TASK DETAILS> Please state how many lines of the data contain "this". The number by itself is enough.

[Interface dataset entries]
--- --- ---
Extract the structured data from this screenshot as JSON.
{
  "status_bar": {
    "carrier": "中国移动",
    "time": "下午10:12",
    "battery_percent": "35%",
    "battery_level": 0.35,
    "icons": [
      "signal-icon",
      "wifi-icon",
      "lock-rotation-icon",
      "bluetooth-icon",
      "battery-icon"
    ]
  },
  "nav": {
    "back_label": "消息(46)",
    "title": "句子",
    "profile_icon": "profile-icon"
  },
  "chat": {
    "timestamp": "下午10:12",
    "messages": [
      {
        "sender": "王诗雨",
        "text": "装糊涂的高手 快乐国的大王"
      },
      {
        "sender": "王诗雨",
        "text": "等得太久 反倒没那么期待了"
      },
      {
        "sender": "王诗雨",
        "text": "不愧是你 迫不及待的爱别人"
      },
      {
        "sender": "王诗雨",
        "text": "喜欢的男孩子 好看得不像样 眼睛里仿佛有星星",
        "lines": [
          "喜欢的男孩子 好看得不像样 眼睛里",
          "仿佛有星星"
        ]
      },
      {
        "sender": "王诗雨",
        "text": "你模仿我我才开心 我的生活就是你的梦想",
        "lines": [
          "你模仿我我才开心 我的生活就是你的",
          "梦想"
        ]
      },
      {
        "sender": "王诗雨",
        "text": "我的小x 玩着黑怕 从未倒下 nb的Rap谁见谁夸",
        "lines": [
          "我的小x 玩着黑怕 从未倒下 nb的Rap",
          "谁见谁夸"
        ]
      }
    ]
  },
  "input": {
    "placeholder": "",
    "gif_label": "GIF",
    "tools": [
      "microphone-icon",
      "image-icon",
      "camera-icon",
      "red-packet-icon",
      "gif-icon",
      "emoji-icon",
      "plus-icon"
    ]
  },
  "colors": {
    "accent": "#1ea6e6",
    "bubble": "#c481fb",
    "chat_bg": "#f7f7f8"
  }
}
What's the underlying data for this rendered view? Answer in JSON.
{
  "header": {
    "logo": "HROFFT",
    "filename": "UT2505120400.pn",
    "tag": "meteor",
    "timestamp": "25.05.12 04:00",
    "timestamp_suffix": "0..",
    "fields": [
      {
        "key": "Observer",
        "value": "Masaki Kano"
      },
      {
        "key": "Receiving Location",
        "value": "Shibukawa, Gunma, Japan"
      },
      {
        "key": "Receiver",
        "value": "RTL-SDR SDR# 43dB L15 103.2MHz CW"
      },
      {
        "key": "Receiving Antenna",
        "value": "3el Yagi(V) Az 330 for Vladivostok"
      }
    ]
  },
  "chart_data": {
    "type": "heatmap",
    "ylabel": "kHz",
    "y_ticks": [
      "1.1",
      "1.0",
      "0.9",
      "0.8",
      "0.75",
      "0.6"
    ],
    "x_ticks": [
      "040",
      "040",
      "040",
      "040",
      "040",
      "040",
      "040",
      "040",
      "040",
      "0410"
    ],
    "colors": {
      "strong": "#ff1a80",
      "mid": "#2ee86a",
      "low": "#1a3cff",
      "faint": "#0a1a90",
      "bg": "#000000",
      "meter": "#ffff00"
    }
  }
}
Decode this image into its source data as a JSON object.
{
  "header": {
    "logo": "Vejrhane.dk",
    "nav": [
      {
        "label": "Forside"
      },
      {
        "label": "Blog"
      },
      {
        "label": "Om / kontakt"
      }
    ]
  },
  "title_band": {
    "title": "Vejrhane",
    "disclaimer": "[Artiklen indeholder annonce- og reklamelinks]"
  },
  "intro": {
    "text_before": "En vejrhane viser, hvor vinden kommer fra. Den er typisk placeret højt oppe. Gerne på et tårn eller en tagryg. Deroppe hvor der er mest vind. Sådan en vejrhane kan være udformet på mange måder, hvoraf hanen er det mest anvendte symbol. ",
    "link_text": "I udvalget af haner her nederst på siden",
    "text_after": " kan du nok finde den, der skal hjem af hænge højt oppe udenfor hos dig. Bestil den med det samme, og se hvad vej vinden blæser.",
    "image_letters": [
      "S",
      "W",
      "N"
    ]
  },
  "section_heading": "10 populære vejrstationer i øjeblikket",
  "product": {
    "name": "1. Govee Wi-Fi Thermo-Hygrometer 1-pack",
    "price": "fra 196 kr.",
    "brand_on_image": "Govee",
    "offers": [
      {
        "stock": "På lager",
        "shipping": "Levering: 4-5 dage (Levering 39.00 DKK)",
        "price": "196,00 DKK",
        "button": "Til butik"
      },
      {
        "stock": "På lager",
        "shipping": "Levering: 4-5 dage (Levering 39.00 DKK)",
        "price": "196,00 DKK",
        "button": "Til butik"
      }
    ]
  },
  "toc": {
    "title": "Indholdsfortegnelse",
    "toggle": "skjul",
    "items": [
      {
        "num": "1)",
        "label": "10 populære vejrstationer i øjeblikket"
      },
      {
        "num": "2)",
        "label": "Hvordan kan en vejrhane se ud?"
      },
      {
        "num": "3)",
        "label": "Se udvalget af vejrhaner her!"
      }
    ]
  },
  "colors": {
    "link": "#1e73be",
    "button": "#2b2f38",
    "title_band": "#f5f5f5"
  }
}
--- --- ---
SOLUTION> 3